STARTING AFRESH: Sir Paul Smith is marking the start of a new era at his label with a spring campaign that aims to channel the designer’s trademark irreverence.
Featuring Polish model Malgosia Bela and Ben Allen, the campaign takes its inspiration from the neon signs and the sandy beaches of the South of France. Black-and-white images of the sea provide the backdrop for bright colors and prints, including Hawaiian shirts and a tuna motif inspired by Smith’s many visits to the Tsukiji Fish Market in Tokyo.
“Bright color and confident use of print are two things that lots of people know and love Paul Smith for,” said the designer. “This felt particularly true in my spring 2018 collection, where the ocean-inspired print was so prominent in many of my designs for both men and women. For the campaign it felt right to bring the brightness and optimism to the fore. It feels like we all need a bit of color right now.”
Smith has returned to the creative helm of his newly restructured company and said it was important to launch a campaign that telegraphs the brand’s message.
“I’ve been in this industry for a long time, but I’ve never known it to move and change as quickly as it is right now. There’s never been so many brands fishing from the same pond. Because of that, it’s so important to deliver a focused and clear message with everything that you’re putting out there – from the advertising campaigns you’re shooting, to the windows and shops you’re merchandising and everything in between,” added the designer.

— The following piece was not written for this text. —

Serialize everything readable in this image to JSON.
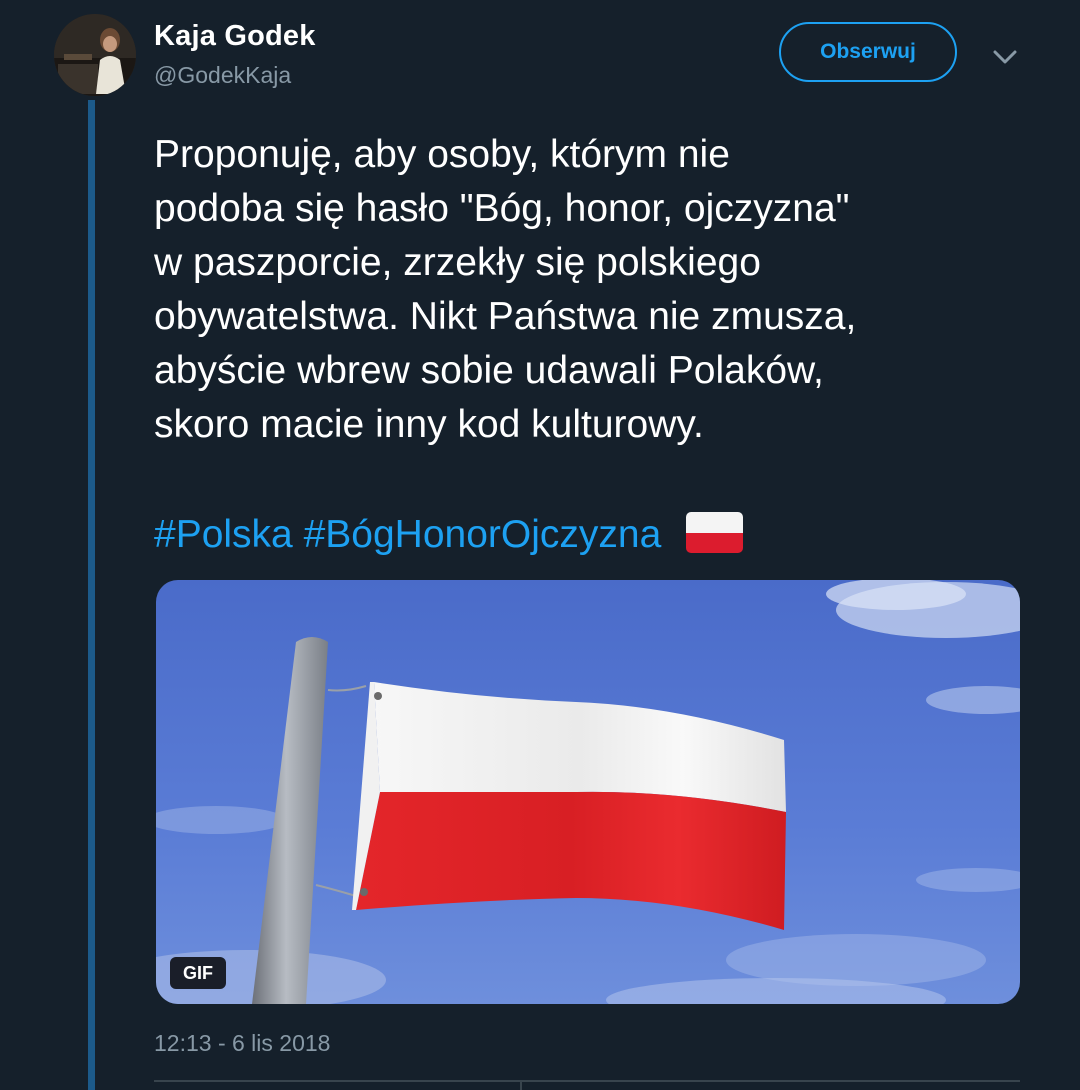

“It’s simple. These pictures are about great clothes that don’t need an instruction manual.”
In line with the brand’s new digital direction, the campaign will not break in print publications, but will only appear on the brand’s own media platforms.
The past few years saw the company undergo some major changes, which included streamlining its various secondary lines and denim collections into just two labels, Paul Smith and P.S. Paul Smith. It also shifted to a coed runway show format in Paris.
The company has returned to growth, with fall/winter 2017 sales up 14 percent year-over-year, and 11 percent on a like-for-like basis.
“We knew we had to go backwards to go forwards, and we did. Nobody likes to go backwards — which we did for a couple of years — but the reorganization has just come to fruition now. You have to be brave to do it, and you can’t be so arrogant to think that these things don’t apply to you,” said the designer, who has been working on the shop floor of his Albemarle Street store on Saturday afternoons.